Conclusion: What is the benefit of MDB?

MBD enables digital drawingless processes, as the drawing is no longer the primary source of information. Nevertheless, users can also create drawings if the supply chain requires it. Instead of a PDF, the primary work output of MBD is the technical data package (TDP), a set of electronic files that can contain:

  • The model either in its native format or in the CAD-neutral Step-AP242 format,
  • the parts list in Excel or CSV format, which can be used by other software and
  • other associated electronic files such as notes, schematics and First Article Inspection (FAI) documents.

The main elements of MBD in a CAD model are:

  • Annotation layers to define the placement and orientation of details.
  • 3D annotations for product and manufacturing information.
  • Combination states to clearly arrange and organise the 3D annotations. These also include exploded states, cross-sections, simplified representations, display states or style states.

Additional Information
Three questions for Christoph von Andrian-Werburg, CAD expert at PTC

Mr von Andrian-Werburg, does MBD mean extra work for designers and does it change their workflows?

Generally speaking, the designer has the same workload. The information must either be included in the 2D drawing or in the 3D model.
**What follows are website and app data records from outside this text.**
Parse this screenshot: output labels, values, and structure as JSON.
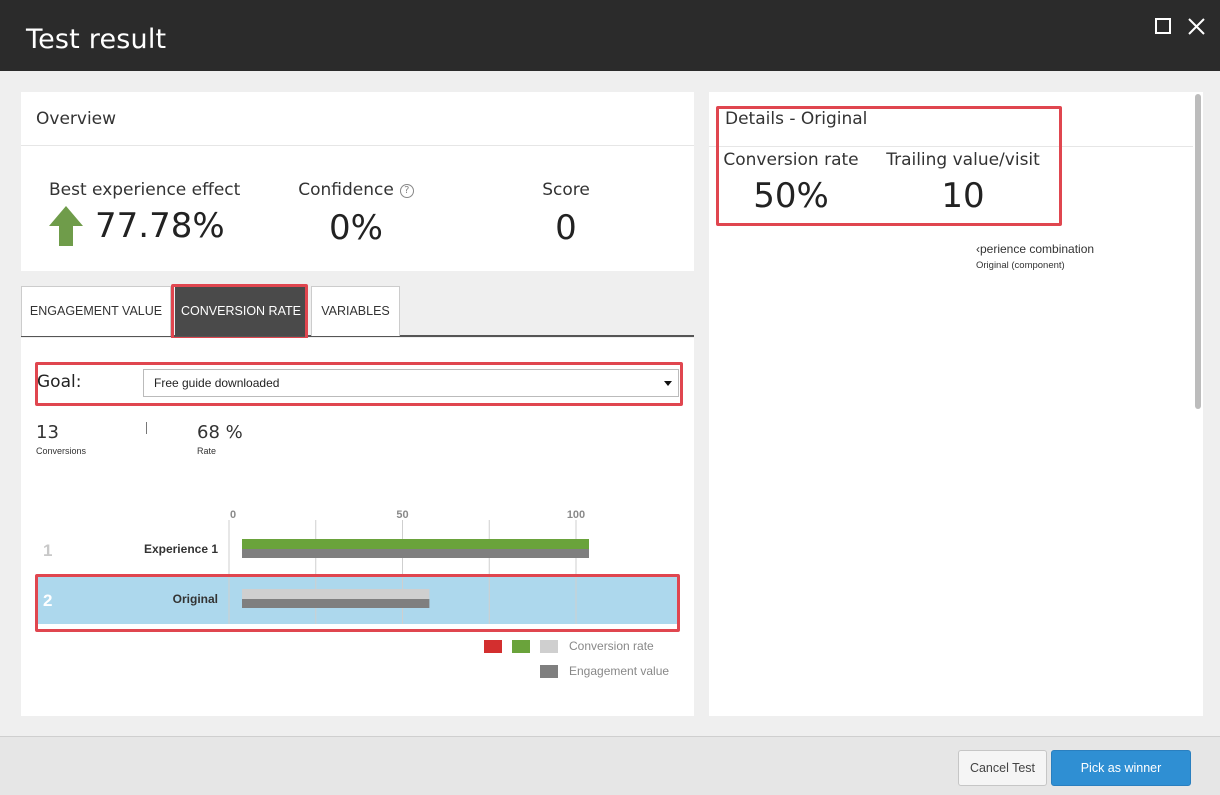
{
  "window": {
    "title": "Test result",
    "maximize_icon": "square-icon",
    "close_icon": "x-icon"
  },
  "overview": {
    "header": "Overview",
    "best_effect_label": "Best experience effect",
    "best_effect_value": "77.78%",
    "best_effect_icon": "up-arrow-icon",
    "confidence_label": "Confidence",
    "confidence_help": "?",
    "confidence_value": "0%",
    "score_label": "Score",
    "score_value": "0"
  },
  "tabs": [
    "ENGAGEMENT VALUE",
    "CONVERSION RATE",
    "VARIABLES"
  ],
  "active_tab": "CONVERSION RATE",
  "goal": {
    "label": "Goal:",
    "selected": "Free guide downloaded"
  },
  "stats": {
    "conversions_value": "13",
    "conversions_label": "Conversions",
    "rate_value": "68 %",
    "rate_label": "Rate"
  },
  "chart_data": {
    "type": "bar",
    "orientation": "horizontal",
    "x_ticks": [
      "0",
      "50",
      "100"
    ],
    "xlim": [
      0,
      100
    ],
    "categories": [
      {
        "rank": "1",
        "name": "Experience 1"
      },
      {
        "rank": "2",
        "name": "Original",
        "selected": true
      }
    ],
    "series": [
      {
        "name": "Conversion rate",
        "values": [
          100,
          54
        ]
      },
      {
        "name": "Engagement value",
        "values": [
          100,
          54
        ]
      }
    ],
    "legend": [
      "Conversion rate",
      "Engagement value"
    ],
    "colors": {
      "positive": "#6aa33b",
      "negative": "#d32f2f",
      "neutral": "#cfcfcf",
      "engagement": "#7f7f7f",
      "selected_row": "#add8ed"
    }
  },
  "details": {
    "header": "Details - Original",
    "conversion_label": "Conversion rate",
    "conversion_value": "50%",
    "trailing_label": "Trailing value/visit",
    "trailing_value": "10",
    "combo_label": "‹perience combination",
    "combo_sub": "Original (component)"
  },
  "footer": {
    "cancel_label": "Cancel Test",
    "pick_label": "Pick as winner"
  }
}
Using the GD&T Advisor in Creo is faster, however, because an intelligent standards book in the system provides parallel support and checks whether the component is specified in accordance with the standards. MBD is often also the core aspect of a '3D master' or 'master model' initiative. This changes decisive workflows and working methods. The users involved must support this process, as new ways of working are required, especially in design, due to the application of GPS standards. A 3D design must not only be created according to the drawings, but must also contain the real functional model with all manufacturing information.

Is this approach natural to designers, to put it bluntly?

MBD goes hand in hand with the GPS series of standards. This is based more on form and position tolerances than on the previously more used dimensional tolerances. This is something the user has to learn. Training is therefore more necessary in the area of GPS standards than in the area of system operation. However, the integrated GPS standards of GD&T Advisor can shorten the GPS training for Creo users.

Is all this still just talk of the future?

Every major Creo customer today has an MBD initiative or project running at various levels of maturity. The efficiency increases the already reported range from 'dizzying' to 90 % shorter lead times when connecting Creo to the measuring machine, for example via Zeiss 'Calypso'. Anyone waiting for the future with regards to MBD is already too late.

Further information about MBD and ISO GPS and sources

Source: www.ptc.com

Source: www.hexagonmi.com